While all are essential, none takes precedence over the uniqueness of the individual child. The Unique Individual The uniqueness of a child is a given. We all know that each child carries within himself his own physiology, history regarding eating, emotional and personal characteristics, along with an infinite number of other variables that all contribute to his feeding experience. While all of these variables are investigated during the initial interview, one component stands out as being especially important.
Note how a child's eating can be influenced by a considerably different type of physiological sensation. The 3-year-old youngster was born 4 weeks premature. In addition to subsequent visual and motor problems, Jesse acquired an undetected gastrointestinal problem that produced internal pain whenever food emptied into his stomach. For an undetermined period of time, Jesse experienced what was later speculated to be intense discomfort whenever eating. Within time, Jesse adapted to his private world's aversive feedback by steadfastly refusing to eat.
Sometimes the chosen adult would be only the mother, other times only the father. Occasionally, a maid or nanny would have little difficulty feeding the child, while neither Mom nor Dad experienced any success. Sometimes a therapist or nurse would become the chosen one; sometimes only an older sibling would make any headway. As with the selective eater, these children were not true food refusers.
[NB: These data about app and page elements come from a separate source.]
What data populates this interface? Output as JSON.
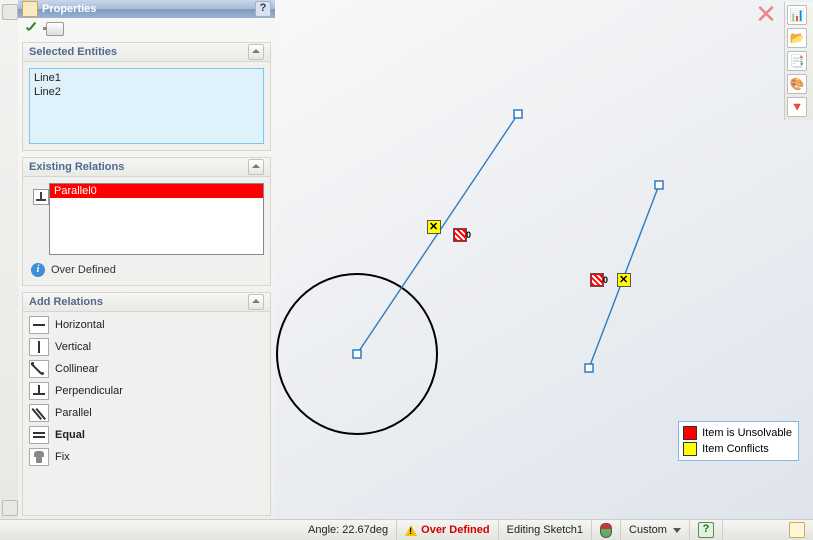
{
  "panel": {
    "title": "Properties",
    "help_glyph": "?"
  },
  "selected_entities": {
    "header": "Selected Entities",
    "items": [
      "Line1",
      "Line2"
    ]
  },
  "existing_relations": {
    "header": "Existing Relations",
    "items": [
      "Parallel0"
    ],
    "status_text": "Over Defined",
    "info_glyph": "i"
  },
  "add_relations": {
    "header": "Add Relations",
    "options": [
      {
        "key": "horizontal",
        "label": "Horizontal",
        "icon": "ri-horiz",
        "bold": false
      },
      {
        "key": "vertical",
        "label": "Vertical",
        "icon": "ri-vert",
        "bold": false
      },
      {
        "key": "collinear",
        "label": "Collinear",
        "icon": "ri-coll",
        "bold": false
      },
      {
        "key": "perpendicular",
        "label": "Perpendicular",
        "icon": "ri-perp",
        "bold": false
      },
      {
        "key": "parallel",
        "label": "Parallel",
        "icon": "ri-para",
        "bold": false
      },
      {
        "key": "equal",
        "label": "Equal",
        "icon": "ri-equal",
        "bold": true
      },
      {
        "key": "fix",
        "label": "Fix",
        "icon": "ri-fix",
        "bold": false
      }
    ]
  },
  "canvas": {
    "relation_badge_sub": "0",
    "close_glyph": "✕"
  },
  "right_toolbar": {
    "buttons": [
      "📊",
      "📂",
      "📑",
      "🎨",
      "🔻"
    ]
  },
  "legend": {
    "unsolvable": "Item is Unsolvable",
    "conflicts": "Item Conflicts"
  },
  "statusbar": {
    "angle_label": "Angle: 22.67deg",
    "over_defined": "Over Defined",
    "editing": "Editing Sketch1",
    "custom_label": "Custom",
    "help_glyph": "?"
  }
}
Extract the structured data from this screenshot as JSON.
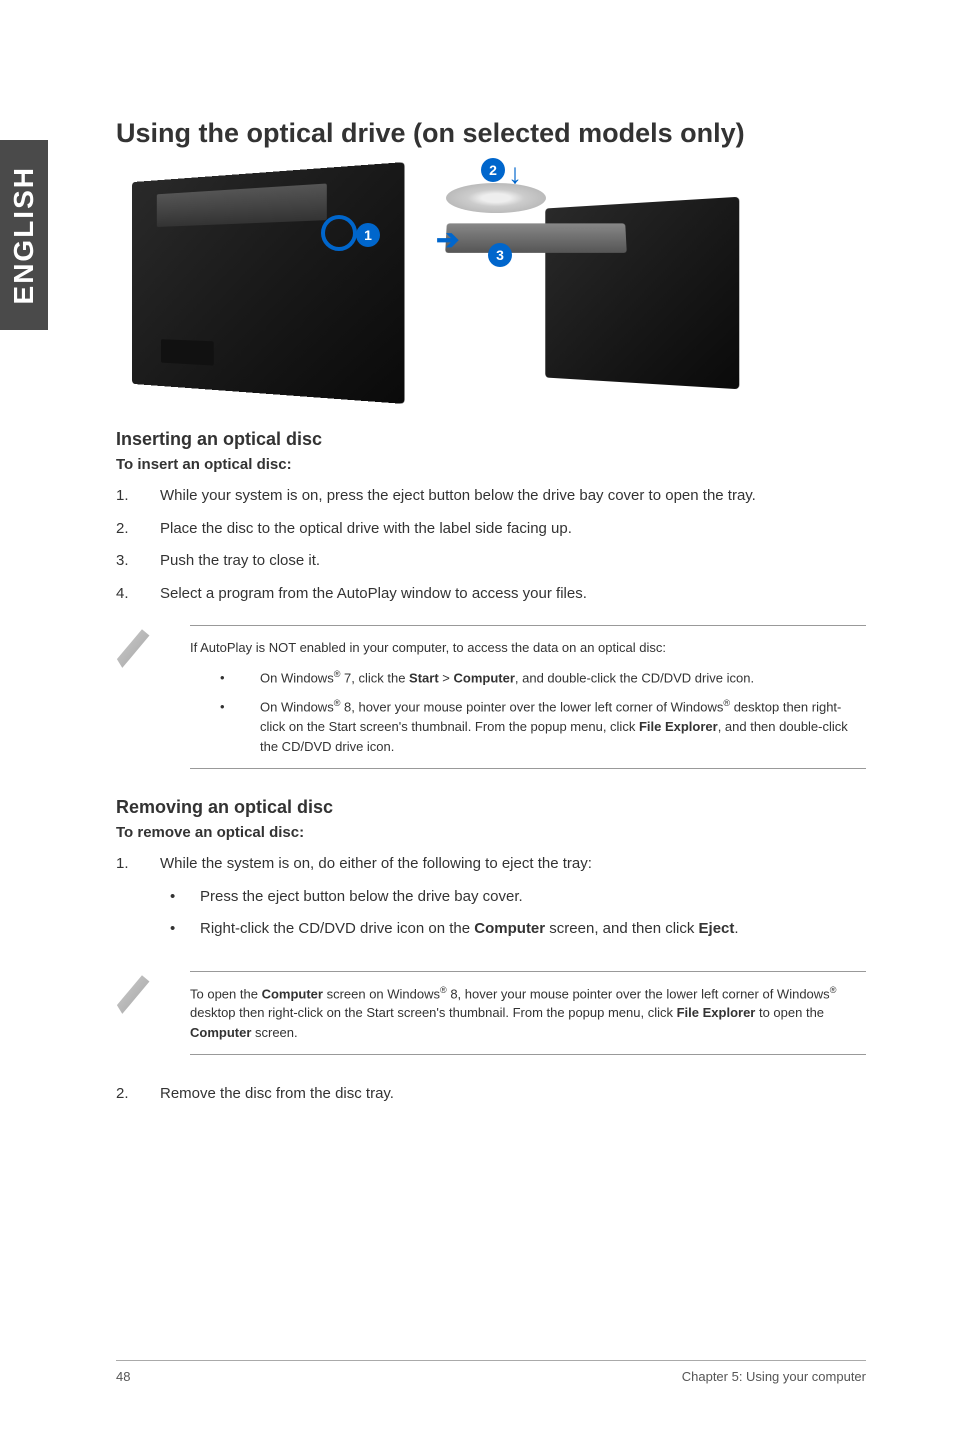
{
  "side_tab": "ENGLISH",
  "title": "Using the optical drive (on selected models only)",
  "callouts": {
    "c1": "1",
    "c2": "2",
    "c3": "3"
  },
  "insert": {
    "heading": "Inserting an optical disc",
    "lead": "To insert an optical disc:",
    "steps": [
      {
        "n": "1.",
        "text": "While your system is on, press the eject button below the drive bay cover to open the tray."
      },
      {
        "n": "2.",
        "text": "Place the disc to the optical drive with the label side facing up."
      },
      {
        "n": "3.",
        "text": "Push the tray to close it."
      },
      {
        "n": "4.",
        "text": "Select a program from the AutoPlay window to access your files."
      }
    ]
  },
  "note1": {
    "intro": "If AutoPlay is NOT enabled in your computer, to access the data on an optical disc:",
    "b1a": "On Windows",
    "b1b": " 7, click the ",
    "b1_start": "Start",
    "b1_gt": " > ",
    "b1_comp": "Computer",
    "b1c": ", and double-click the CD/DVD drive icon.",
    "b2a": "On Windows",
    "b2b": " 8, hover your mouse pointer over the lower left corner of Windows",
    "b2c": " desktop then right-click on the Start screen's thumbnail. From the popup menu, click ",
    "b2_fe": "File Explorer",
    "b2d": ", and then double-click the CD/DVD drive icon."
  },
  "remove": {
    "heading": "Removing an optical disc",
    "lead": "To remove an optical disc:",
    "step1": {
      "n": "1.",
      "text": "While the system is on, do either of the following to eject the tray:"
    },
    "sub1": "Press the eject button below the drive bay cover.",
    "sub2a": "Right-click the CD/DVD drive icon on the ",
    "sub2_comp": "Computer",
    "sub2b": " screen, and then click ",
    "sub2_eject": "Eject",
    "sub2c": ".",
    "step2": {
      "n": "2.",
      "text": "Remove the disc from the disc tray."
    }
  },
  "note2": {
    "a": "To open the ",
    "comp1": "Computer",
    "b": " screen on Windows",
    "c": " 8, hover your mouse pointer over the lower left corner of Windows",
    "d": " desktop then right-click on the Start screen's thumbnail. From the popup menu, click ",
    "fe": "File Explorer",
    "e": " to open the ",
    "comp2": "Computer",
    "f": " screen."
  },
  "reg": "®",
  "bullet": "•",
  "footer": {
    "page": "48",
    "chapter": "Chapter 5: Using your computer"
  }
}
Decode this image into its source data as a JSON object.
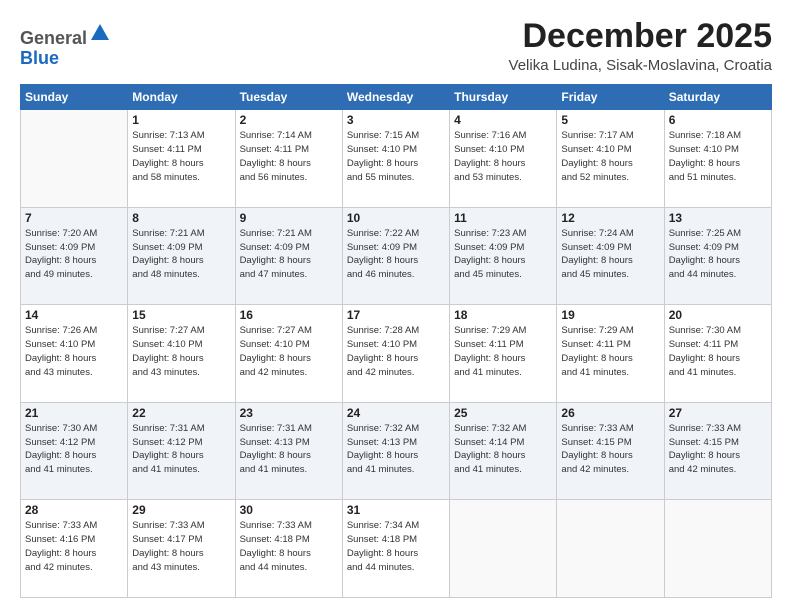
{
  "header": {
    "logo_general": "General",
    "logo_blue": "Blue",
    "month": "December 2025",
    "location": "Velika Ludina, Sisak-Moslavina, Croatia"
  },
  "days_of_week": [
    "Sunday",
    "Monday",
    "Tuesday",
    "Wednesday",
    "Thursday",
    "Friday",
    "Saturday"
  ],
  "weeks": [
    [
      {
        "day": "",
        "info": ""
      },
      {
        "day": "1",
        "info": "Sunrise: 7:13 AM\nSunset: 4:11 PM\nDaylight: 8 hours\nand 58 minutes."
      },
      {
        "day": "2",
        "info": "Sunrise: 7:14 AM\nSunset: 4:11 PM\nDaylight: 8 hours\nand 56 minutes."
      },
      {
        "day": "3",
        "info": "Sunrise: 7:15 AM\nSunset: 4:10 PM\nDaylight: 8 hours\nand 55 minutes."
      },
      {
        "day": "4",
        "info": "Sunrise: 7:16 AM\nSunset: 4:10 PM\nDaylight: 8 hours\nand 53 minutes."
      },
      {
        "day": "5",
        "info": "Sunrise: 7:17 AM\nSunset: 4:10 PM\nDaylight: 8 hours\nand 52 minutes."
      },
      {
        "day": "6",
        "info": "Sunrise: 7:18 AM\nSunset: 4:10 PM\nDaylight: 8 hours\nand 51 minutes."
      }
    ],
    [
      {
        "day": "7",
        "info": "Sunrise: 7:20 AM\nSunset: 4:09 PM\nDaylight: 8 hours\nand 49 minutes."
      },
      {
        "day": "8",
        "info": "Sunrise: 7:21 AM\nSunset: 4:09 PM\nDaylight: 8 hours\nand 48 minutes."
      },
      {
        "day": "9",
        "info": "Sunrise: 7:21 AM\nSunset: 4:09 PM\nDaylight: 8 hours\nand 47 minutes."
      },
      {
        "day": "10",
        "info": "Sunrise: 7:22 AM\nSunset: 4:09 PM\nDaylight: 8 hours\nand 46 minutes."
      },
      {
        "day": "11",
        "info": "Sunrise: 7:23 AM\nSunset: 4:09 PM\nDaylight: 8 hours\nand 45 minutes."
      },
      {
        "day": "12",
        "info": "Sunrise: 7:24 AM\nSunset: 4:09 PM\nDaylight: 8 hours\nand 45 minutes."
      },
      {
        "day": "13",
        "info": "Sunrise: 7:25 AM\nSunset: 4:09 PM\nDaylight: 8 hours\nand 44 minutes."
      }
    ],
    [
      {
        "day": "14",
        "info": "Sunrise: 7:26 AM\nSunset: 4:10 PM\nDaylight: 8 hours\nand 43 minutes."
      },
      {
        "day": "15",
        "info": "Sunrise: 7:27 AM\nSunset: 4:10 PM\nDaylight: 8 hours\nand 43 minutes."
      },
      {
        "day": "16",
        "info": "Sunrise: 7:27 AM\nSunset: 4:10 PM\nDaylight: 8 hours\nand 42 minutes."
      },
      {
        "day": "17",
        "info": "Sunrise: 7:28 AM\nSunset: 4:10 PM\nDaylight: 8 hours\nand 42 minutes."
      },
      {
        "day": "18",
        "info": "Sunrise: 7:29 AM\nSunset: 4:11 PM\nDaylight: 8 hours\nand 41 minutes."
      },
      {
        "day": "19",
        "info": "Sunrise: 7:29 AM\nSunset: 4:11 PM\nDaylight: 8 hours\nand 41 minutes."
      },
      {
        "day": "20",
        "info": "Sunrise: 7:30 AM\nSunset: 4:11 PM\nDaylight: 8 hours\nand 41 minutes."
      }
    ],
    [
      {
        "day": "21",
        "info": "Sunrise: 7:30 AM\nSunset: 4:12 PM\nDaylight: 8 hours\nand 41 minutes."
      },
      {
        "day": "22",
        "info": "Sunrise: 7:31 AM\nSunset: 4:12 PM\nDaylight: 8 hours\nand 41 minutes."
      },
      {
        "day": "23",
        "info": "Sunrise: 7:31 AM\nSunset: 4:13 PM\nDaylight: 8 hours\nand 41 minutes."
      },
      {
        "day": "24",
        "info": "Sunrise: 7:32 AM\nSunset: 4:13 PM\nDaylight: 8 hours\nand 41 minutes."
      },
      {
        "day": "25",
        "info": "Sunrise: 7:32 AM\nSunset: 4:14 PM\nDaylight: 8 hours\nand 41 minutes."
      },
      {
        "day": "26",
        "info": "Sunrise: 7:33 AM\nSunset: 4:15 PM\nDaylight: 8 hours\nand 42 minutes."
      },
      {
        "day": "27",
        "info": "Sunrise: 7:33 AM\nSunset: 4:15 PM\nDaylight: 8 hours\nand 42 minutes."
      }
    ],
    [
      {
        "day": "28",
        "info": "Sunrise: 7:33 AM\nSunset: 4:16 PM\nDaylight: 8 hours\nand 42 minutes."
      },
      {
        "day": "29",
        "info": "Sunrise: 7:33 AM\nSunset: 4:17 PM\nDaylight: 8 hours\nand 43 minutes."
      },
      {
        "day": "30",
        "info": "Sunrise: 7:33 AM\nSunset: 4:18 PM\nDaylight: 8 hours\nand 44 minutes."
      },
      {
        "day": "31",
        "info": "Sunrise: 7:34 AM\nSunset: 4:18 PM\nDaylight: 8 hours\nand 44 minutes."
      },
      {
        "day": "",
        "info": ""
      },
      {
        "day": "",
        "info": ""
      },
      {
        "day": "",
        "info": ""
      }
    ]
  ]
}
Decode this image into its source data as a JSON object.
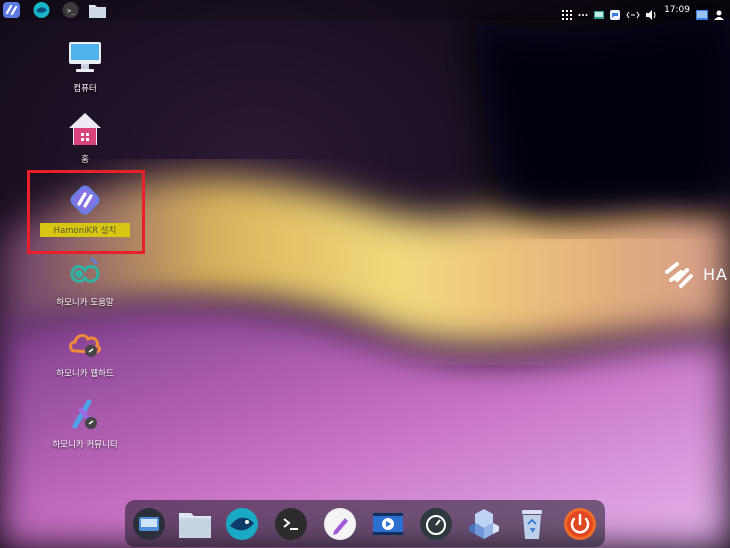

Indeed, they were eaters, but they were more picky about who was to do the feeding than what foods would be eaten.